  40. Having gone through a long period of unemployment and having often been the OQ’d candidate I completely understand where many of you are coming from. I have sympathy for you and your plight. Please understand, however, that the HR Practioner has a responsibility to his or her organization… and that responsibility includes hiring the MOST SUITABLE candidate for the job.
    It costs a significant amount of money to recruit and train new employees. If you would please take into consideration the fact that high turnover equals more costs to the company,(not to mention lower productivity), and that those funds could be used to grow the business…and in doing so could create new opportunities, thereby growing the economy and creating a better situation for everyone…you might be able to better understand the logic in hiring the MOST SUITABLE candidate.

  41. PS….I’m one of those HR types and now I have all of your names’! ;-)

  42. Nick,

    Just listened to your Execunet webinar – thank you! I’ve been a VP of Sales and Marketing, a COO, and a CEO – I”m currently a CEO of a startup, but need to make a move quickly and want to “go back” to being a VP of Sales and Marketing (it’s really where my talents lie)- how can I address the issue of “you were a CEO and if I give you the VP level job you will only want to move as soon as a new CEO/COO opportunity is offered to you” – Thanks, Tom

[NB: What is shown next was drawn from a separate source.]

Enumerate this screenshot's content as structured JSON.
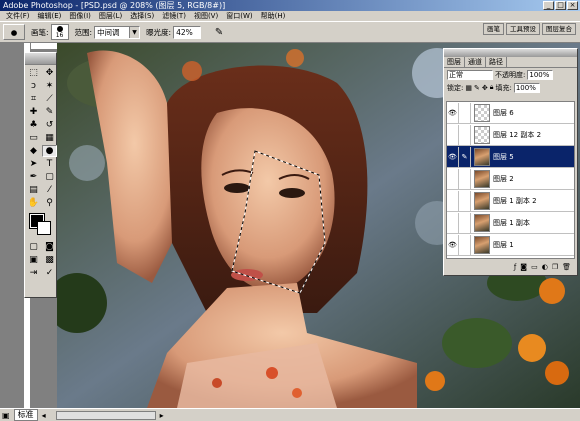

  43. @Tom: Thanks for joining us on the call. This is where “interview psychology” can really screw you and the employer you’re talking to. It all seems to be a question of how do you cleverly answer the questions, but it’s not.

    It’s about a candid discussion. It’s about you being able to present a believable business plan for the job you’re asking for. So address it head on, the way you’d address the head of a company that’s looking at acquiring your startup. The first thing he’s worried about is, if we buy you and you become one of our divisions, then you lose the very “startup” edge that we like about you. So maybe we shouldn’t buy you after all.

    Think about it that way. How would you respond? Odds are, you’d show a plan for how the exec could integrate your startup in a way that ensures the best payoff. And you have to show that your startup culture won’t get in the way of the acquiring company’s way of doing business.

    Same deal with the job you want. “Look, if I were you, the first thing I’d want to ensure is that a CEO hire to be my VP Sales and Marketing isn’t going to jump when a good CEO job comes along. So let’s talk about that.”

    I’d start by first outlining briefly your plan for doing the job effectively. A biz plan, complete with challenges, obstacles, resources needed, ROI, etc. Then look the guy in the eye and say, “This is what I love doing. I enjoyed being a CEO. But I don’t want to be a CEO. I want to do what I just showed you — that’s what motivates me. And having tried my hand at CEO, I learned something important about my career. I’m going to work in Sales & Marketing. And I’d like to do it here, not with one of your competitors, where I’ll be kicking your ass.”

    Well, maybe leave out that last bit. ;-) But you get the point. Head-on. Stay away from the “psychology” and what sounds good. Focus on the work you want to do — and explain it in those terms. You need not get into which “weaknesses” make you unhappy as a CEO. Stick to showing how you’ll deliver in S&M, and make a commitment.

    Hope that helps. Most of this is about perspective.

  44. @Nick – thank you for the response and for all you do on behalf of all of us.